Records to process:
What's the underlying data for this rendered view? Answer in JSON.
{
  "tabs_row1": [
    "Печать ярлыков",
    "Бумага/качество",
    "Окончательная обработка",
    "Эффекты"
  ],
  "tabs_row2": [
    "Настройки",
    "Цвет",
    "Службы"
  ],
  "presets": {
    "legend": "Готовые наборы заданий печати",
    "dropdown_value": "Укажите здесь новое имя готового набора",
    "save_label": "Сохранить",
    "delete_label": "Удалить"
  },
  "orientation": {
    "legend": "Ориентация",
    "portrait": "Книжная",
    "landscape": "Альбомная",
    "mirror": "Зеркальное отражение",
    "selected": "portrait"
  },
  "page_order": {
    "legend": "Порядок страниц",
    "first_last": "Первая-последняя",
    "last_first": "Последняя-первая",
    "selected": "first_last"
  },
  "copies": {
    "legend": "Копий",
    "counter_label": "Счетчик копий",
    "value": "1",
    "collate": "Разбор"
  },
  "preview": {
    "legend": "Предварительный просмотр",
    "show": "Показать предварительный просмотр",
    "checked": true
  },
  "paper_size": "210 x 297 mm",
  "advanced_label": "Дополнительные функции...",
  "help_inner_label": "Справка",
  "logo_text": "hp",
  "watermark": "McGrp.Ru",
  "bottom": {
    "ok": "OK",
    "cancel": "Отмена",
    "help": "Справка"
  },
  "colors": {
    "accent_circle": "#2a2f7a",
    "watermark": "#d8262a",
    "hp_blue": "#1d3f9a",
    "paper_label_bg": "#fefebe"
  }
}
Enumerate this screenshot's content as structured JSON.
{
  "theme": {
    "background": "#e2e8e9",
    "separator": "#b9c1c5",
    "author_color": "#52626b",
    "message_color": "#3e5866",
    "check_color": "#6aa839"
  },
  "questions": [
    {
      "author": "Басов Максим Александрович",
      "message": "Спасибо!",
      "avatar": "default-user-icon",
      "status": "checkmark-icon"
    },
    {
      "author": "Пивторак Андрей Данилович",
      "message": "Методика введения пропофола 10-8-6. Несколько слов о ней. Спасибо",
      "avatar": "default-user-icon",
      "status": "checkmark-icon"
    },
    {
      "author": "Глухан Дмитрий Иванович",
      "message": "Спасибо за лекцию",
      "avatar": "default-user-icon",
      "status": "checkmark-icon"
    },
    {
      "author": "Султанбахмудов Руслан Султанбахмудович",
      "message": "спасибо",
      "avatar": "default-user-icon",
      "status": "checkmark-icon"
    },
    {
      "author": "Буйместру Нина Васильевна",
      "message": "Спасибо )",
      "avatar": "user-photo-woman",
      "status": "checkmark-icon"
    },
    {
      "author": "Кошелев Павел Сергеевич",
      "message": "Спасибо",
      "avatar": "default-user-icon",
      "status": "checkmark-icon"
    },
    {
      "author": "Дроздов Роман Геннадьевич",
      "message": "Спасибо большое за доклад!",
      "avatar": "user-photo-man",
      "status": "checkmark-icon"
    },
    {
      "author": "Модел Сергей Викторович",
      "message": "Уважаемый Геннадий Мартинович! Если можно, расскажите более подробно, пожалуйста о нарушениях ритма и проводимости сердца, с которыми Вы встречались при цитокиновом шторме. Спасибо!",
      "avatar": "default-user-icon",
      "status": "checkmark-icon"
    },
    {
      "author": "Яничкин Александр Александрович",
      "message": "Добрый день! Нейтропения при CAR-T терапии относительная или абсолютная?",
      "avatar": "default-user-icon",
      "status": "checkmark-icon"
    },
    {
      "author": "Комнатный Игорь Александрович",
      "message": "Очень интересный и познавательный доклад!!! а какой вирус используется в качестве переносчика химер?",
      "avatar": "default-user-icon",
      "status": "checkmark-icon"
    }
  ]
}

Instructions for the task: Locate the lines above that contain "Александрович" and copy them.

Written solution:
      "author": "Басов Максим Александрович",
      "author": "Яничкин Александр Александрович",
      "author": "Комнатный Игорь Александрович",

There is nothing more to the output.